As my wife and daughters contemplated whether or not to venture out into the throng of holiday shoppers, scouring the adds in search of some item they felt they desperately needed, an item supposedly deeply discounted, I thought to myself, "Why do they call it 'Black Friday'?" A little research was required.
When a new writer sets out to start a project, they often ask what they should write about. Some veteran writers will tell them to 'write what you know'. If you're a know-it-all, that's fine and good as you could probably tackle anything, but most of us do have severe limitations on knowledge. Ok...maybe just me. In most cases a little research can play a vital role in creating a story with useful, accurate, information. Plus, it can be fun and very enlightening.
When I started writing my first manuscript I had a few ideas rattling around in my head, but the one that appealed to me the most was the one I felt I could finish with the least amount of research. I just didn't want to be bogged down with delays while I eagerly sought counsel on some small tidbit of information which would probably only account for 10 words of actual composition. I just wanted to get in to the mechanics of writing again since it had been quite a while for me. What I found though was the project still required some research and I actually enjoyed the small breaks it required as I pondered ways to plagiarize without plagiarizing.
Some authors live for the research. I know many who spend a year or more on a manuscript and over half of that time is spent in various forms of research, either interviewing, reading, or traveling to exotic places as they dive headlong into unknown territory. David Morrell tells in his book on writing, The Successful Novelist, how he took a survival course which involved many weeks of training and a final exam where he was left in the wilderness and had to find his way to a specific rendezvous within so many days. He went through the ordeal for his research on his novel Testament. I've heard Steve Berry visits the local used book stores and scours the shelves for older literature to fuel his very historically accurate thrillers. He usually emerges with over a hundred books for his efforts and when you read his exciting stories, you feel the work come alive. My friend and thriller writer, Chuck Barrett, made several trips to Savannah for his novel The Savannah Project and as his characters were thrust into action during St. Patrick's day in the historical city, you couldn't help but visualize all Mr. Barrett had painstakingly researched as the accuracy and detail made the landscape come alive in my mind.

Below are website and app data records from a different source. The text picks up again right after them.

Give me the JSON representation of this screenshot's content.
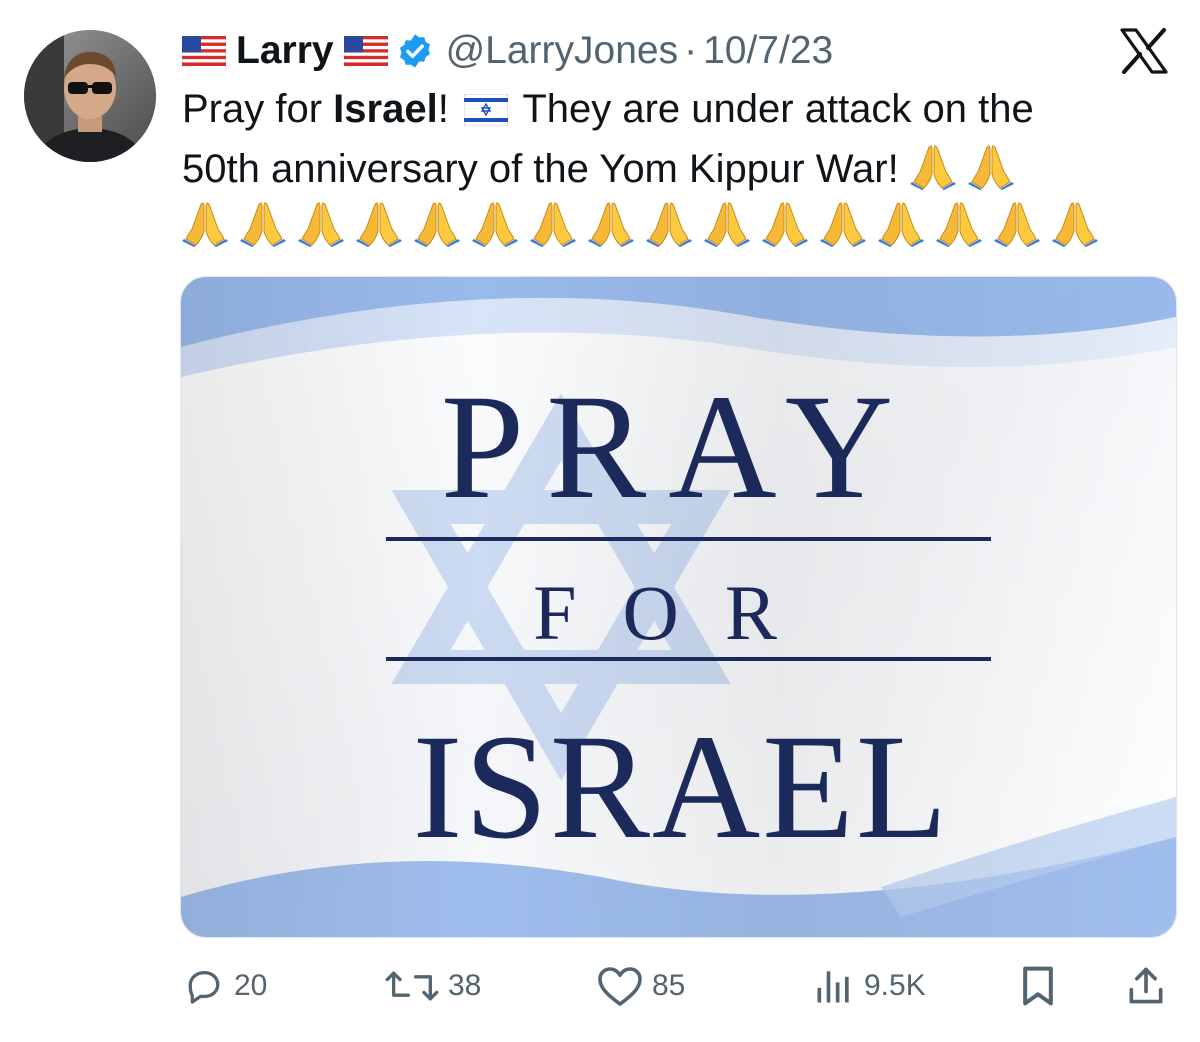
{
  "author": {
    "display_name": "Larry",
    "handle": "@LarryJones",
    "separator": "·",
    "date": "10/7/23"
  },
  "tweet": {
    "line1_pre": "Pray for ",
    "line1_bold": "Israel",
    "line1_excl": "!",
    "line1_post": " They are under attack on the",
    "line2": "50th anniversary of the Yom Kippur War!",
    "pray_emoji_count_line2": 2,
    "pray_emoji_count_line3": 16
  },
  "media": {
    "text_top": "PRAY",
    "text_mid": "FOR",
    "text_bottom": "ISRAEL"
  },
  "actions": {
    "replies": "20",
    "retweets": "38",
    "likes": "85",
    "views": "9.5K"
  },
  "colors": {
    "verified_blue": "#1d9bf0",
    "meta_gray": "#536471",
    "text_dark": "#0f1419",
    "media_text_navy": "#1b2a5a",
    "flag_blue": "#8fb3ea"
  },
  "icons": [
    "us-flag-icon",
    "verified-badge-icon",
    "israel-flag-icon",
    "x-logo-icon",
    "folded-hands-icon",
    "reply-icon",
    "retweet-icon",
    "like-icon",
    "views-icon",
    "bookmark-icon",
    "share-icon"
  ]
}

I for one am not a big research hound. I will probably never write a historical thriller or pour my heart and soul into exotic places and cultures, but I do believe every story should lend itself to accuracy and because of that will always do what is needed to provide it to the reader. Plus it usually is kind of fun.
As far as Black Friday, if you Google the term, you'll get your answer. The Black Friday we are concerned with in this little blog, originated in Philadelphia in the 1960's and was attributed to most retailers "getting out of the red and into the black" as far as their profits go. In other words, they are finally making money. One word of caution on research. If you use the Internet, make sure you are able to verify your information. Wikipedia and the Internet are great sources, but sometimes can be riddled with opinions and misinformation. Did I get it right? Look for yourself. Have fun and a great Thanksgiving weekend!